During mark-recapture studies and capturing lizards for radio telemetry, physically catching the lizard is (undoubtedly) the most important constituent of the study. To those who are not familiar with how these lizards are caught, it might seem a precarious task, given their size and speed. As flattering as it is that people put their faith in the idea that we capture lizards with our bare hands, although not impossible, this is not the case!
Above you can see a proper demonstration of how we actually capture lizards. In this image, team member Sereena Ginar has “noosed” a lizard, namely Sceloporus magister. Now the term “noosing” may seem harsh, but let it be known that this does not harm the lizard! Taking into account that a human hand and even a human approaching will send a lizard running in the opposite direction, we use a less startling tactic. Most lizards aren’t immediately frightened by the noose, in fact, some are intrigued. Oftentimes they’ll bite at the noose, perhaps mistaking it for an insect. The actual noose is tied in a slipknot at the end of a retractable fishing pole-like mechanism. Typically we use woven or nylon string, much like fishing line, but dental floss completes the task just as well! A lizard’s small mass prevents any kind of physical damage from ensuing, despite the noose tightening at the neck. The lizards aren’t left to dangle anyway; subsequent to capture, they are taken from the noose to be processed and released.

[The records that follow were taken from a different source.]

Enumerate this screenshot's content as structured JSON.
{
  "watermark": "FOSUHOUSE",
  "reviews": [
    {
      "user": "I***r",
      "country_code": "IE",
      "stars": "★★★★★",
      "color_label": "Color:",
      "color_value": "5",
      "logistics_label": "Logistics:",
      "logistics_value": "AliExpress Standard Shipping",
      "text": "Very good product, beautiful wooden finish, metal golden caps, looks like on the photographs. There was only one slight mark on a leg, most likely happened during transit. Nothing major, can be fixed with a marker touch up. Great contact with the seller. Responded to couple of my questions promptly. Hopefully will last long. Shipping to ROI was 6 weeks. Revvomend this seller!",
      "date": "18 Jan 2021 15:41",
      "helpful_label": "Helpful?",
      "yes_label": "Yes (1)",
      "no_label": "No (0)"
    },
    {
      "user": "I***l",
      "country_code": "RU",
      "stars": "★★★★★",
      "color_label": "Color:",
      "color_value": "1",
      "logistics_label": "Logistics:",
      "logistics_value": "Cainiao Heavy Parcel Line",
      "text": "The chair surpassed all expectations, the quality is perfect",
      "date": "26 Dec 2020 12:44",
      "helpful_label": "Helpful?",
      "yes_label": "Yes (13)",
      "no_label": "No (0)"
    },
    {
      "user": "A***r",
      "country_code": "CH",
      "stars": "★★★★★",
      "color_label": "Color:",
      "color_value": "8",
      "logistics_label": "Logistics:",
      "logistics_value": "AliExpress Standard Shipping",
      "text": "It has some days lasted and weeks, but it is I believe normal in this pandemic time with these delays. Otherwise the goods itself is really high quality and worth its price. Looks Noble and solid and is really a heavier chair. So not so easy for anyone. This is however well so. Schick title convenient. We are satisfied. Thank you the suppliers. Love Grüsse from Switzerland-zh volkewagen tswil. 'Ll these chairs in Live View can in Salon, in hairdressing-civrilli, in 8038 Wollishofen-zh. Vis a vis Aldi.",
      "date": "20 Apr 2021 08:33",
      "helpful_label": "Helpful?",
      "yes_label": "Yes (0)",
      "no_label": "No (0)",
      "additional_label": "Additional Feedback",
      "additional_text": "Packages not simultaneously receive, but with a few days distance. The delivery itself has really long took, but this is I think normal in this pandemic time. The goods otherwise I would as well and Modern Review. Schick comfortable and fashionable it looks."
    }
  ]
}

Although the lizard may not enjoy the noosing process, this is the safest and most practical way to capture and handle them. When holding the lizards with our hands, they can easily wriggle free if they feel any part of our grip weaken. It is helpful to keep a lizard in a noose when processing, so as to ensure they don’t escape too early! Hopefully this clears up any misconceptions of lizard noosing!